TASK DIRECTIONS:
Set the records down again. Match every line exactly.

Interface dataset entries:
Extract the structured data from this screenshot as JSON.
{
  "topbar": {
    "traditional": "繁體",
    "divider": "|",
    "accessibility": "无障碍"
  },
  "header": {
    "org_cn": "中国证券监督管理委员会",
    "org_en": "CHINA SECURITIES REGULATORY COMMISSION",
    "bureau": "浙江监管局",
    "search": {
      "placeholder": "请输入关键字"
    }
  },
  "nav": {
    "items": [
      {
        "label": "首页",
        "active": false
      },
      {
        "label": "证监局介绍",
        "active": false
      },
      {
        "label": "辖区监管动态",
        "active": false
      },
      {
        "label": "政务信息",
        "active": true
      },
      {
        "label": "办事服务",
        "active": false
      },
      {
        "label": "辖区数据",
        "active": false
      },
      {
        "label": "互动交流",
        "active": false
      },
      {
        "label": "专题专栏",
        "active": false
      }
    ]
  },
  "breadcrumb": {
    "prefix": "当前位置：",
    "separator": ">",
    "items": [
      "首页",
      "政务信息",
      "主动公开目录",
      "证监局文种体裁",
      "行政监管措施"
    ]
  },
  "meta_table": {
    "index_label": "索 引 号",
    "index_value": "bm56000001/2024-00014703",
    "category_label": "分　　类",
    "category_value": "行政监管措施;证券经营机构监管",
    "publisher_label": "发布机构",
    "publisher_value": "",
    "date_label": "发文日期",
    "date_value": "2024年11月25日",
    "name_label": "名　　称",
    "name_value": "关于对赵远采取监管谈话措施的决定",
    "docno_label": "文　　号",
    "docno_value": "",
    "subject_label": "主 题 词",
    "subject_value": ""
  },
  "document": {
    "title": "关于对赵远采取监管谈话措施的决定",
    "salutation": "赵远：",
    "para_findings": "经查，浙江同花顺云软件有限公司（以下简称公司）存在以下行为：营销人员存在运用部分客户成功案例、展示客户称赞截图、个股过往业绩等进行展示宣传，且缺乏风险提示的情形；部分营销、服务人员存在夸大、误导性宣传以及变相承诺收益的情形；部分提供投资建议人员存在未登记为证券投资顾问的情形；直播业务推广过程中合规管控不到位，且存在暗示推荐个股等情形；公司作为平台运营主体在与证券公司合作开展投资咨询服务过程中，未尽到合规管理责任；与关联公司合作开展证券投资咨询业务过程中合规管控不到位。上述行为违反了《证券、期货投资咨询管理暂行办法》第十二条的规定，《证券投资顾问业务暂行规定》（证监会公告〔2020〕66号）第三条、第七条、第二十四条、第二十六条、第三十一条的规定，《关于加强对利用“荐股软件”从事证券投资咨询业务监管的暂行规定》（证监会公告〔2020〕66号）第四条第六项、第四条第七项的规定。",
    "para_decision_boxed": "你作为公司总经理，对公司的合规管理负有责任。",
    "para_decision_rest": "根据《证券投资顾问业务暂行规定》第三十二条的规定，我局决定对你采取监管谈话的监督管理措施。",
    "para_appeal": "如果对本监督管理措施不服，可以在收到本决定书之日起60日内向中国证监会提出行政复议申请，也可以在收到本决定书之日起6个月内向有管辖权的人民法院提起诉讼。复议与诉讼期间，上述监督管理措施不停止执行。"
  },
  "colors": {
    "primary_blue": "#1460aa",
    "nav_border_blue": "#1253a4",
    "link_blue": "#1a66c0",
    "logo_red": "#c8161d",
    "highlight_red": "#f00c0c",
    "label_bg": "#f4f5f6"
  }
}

ANSWER SPACE:
Extract the structured data from this screenshot as JSON.
{
  "topbar": {
    "traditional": "繁體",
    "divider": "|",
    "accessibility": "无障碍"
  },
  "header": {
    "org_cn": "中国证券监督管理委员会",
    "org_en": "CHINA SECURITIES REGULATORY COMMISSION",
    "bureau": "浙江监管局",
    "search": {
      "placeholder": "请输入关键字"
    }
  },
  "nav": {
    "items": [
      {
        "label": "首页",
        "active": false
      },
      {
        "label": "证监局介绍",
        "active": false
      },
      {
        "label": "辖区监管动态",
        "active": false
      },
      {
        "label": "政务信息",
        "active": true
      },
      {
        "label": "办事服务",
        "active": false
      },
      {
        "label": "辖区数据",
        "active": false
      },
      {
        "label": "互动交流",
        "active": false
      },
      {
        "label": "专题专栏",
        "active": false
      }
    ]
  },
  "breadcrumb": {
    "prefix": "当前位置：",
    "separator": ">",
    "items": [
      "首页",
      "政务信息",
      "主动公开目录",
      "证监局文种体裁",
      "行政监管措施"
    ]
  },
  "meta_table": {
    "index_label": "索 引 号",
    "index_value": "bm56000001/2024-00014703",
    "category_label": "分　　类",
    "category_value": "行政监管措施;证券经营机构监管",
    "publisher_label": "发布机构",
    "publisher_value": "",
    "date_label": "发文日期",
    "date_value": "2024年11月25日",
    "name_label": "名　　称",
    "name_value": "关于对赵远采取监管谈话措施的决定",
    "docno_label": "文　　号",
    "docno_value": "",
    "subject_label": "主 题 词",
    "subject_value": ""
  },
  "document": {
    "title": "关于对赵远采取监管谈话措施的决定",
    "salutation": "赵远：",
    "para_findings": "经查，浙江同花顺云软件有限公司（以下简称公司）存在以下行为：营销人员存在运用部分客户成功案例、展示客户称赞截图、个股过往业绩等进行展示宣传，且缺乏风险提示的情形；部分营销、服务人员存在夸大、误导性宣传以及变相承诺收益的情形；部分提供投资建议人员存在未登记为证券投资顾问的情形；直播业务推广过程中合规管控不到位，且存在暗示推荐个股等情形；公司作为平台运营主体在与证券公司合作开展投资咨询服务过程中，未尽到合规管理责任；与关联公司合作开展证券投资咨询业务过程中合规管控不到位。上述行为违反了《证券、期货投资咨询管理暂行办法》第十二条的规定，《证券投资顾问业务暂行规定》（证监会公告〔2020〕66号）第三条、第七条、第二十四条、第二十六条、第三十一条的规定，《关于加强对利用“荐股软件”从事证券投资咨询业务监管的暂行规定》（证监会公告〔2020〕66号）第四条第六项、第四条第七项的规定。",
    "para_decision_boxed": "你作为公司总经理，对公司的合规管理负有责任。",
    "para_decision_rest": "根据《证券投资顾问业务暂行规定》第三十二条的规定，我局决定对你采取监管谈话的监督管理措施。",
    "para_appeal": "如果对本监督管理措施不服，可以在收到本决定书之日起60日内向中国证监会提出行政复议申请，也可以在收到本决定书之日起6个月内向有管辖权的人民法院提起诉讼。复议与诉讼期间，上述监督管理措施不停止执行。"
  },
  "colors": {
    "primary_blue": "#1460aa",
    "nav_border_blue": "#1253a4",
    "link_blue": "#1a66c0",
    "logo_red": "#c8161d",
    "highlight_red": "#f00c0c",
    "label_bg": "#f4f5f6"
  }
}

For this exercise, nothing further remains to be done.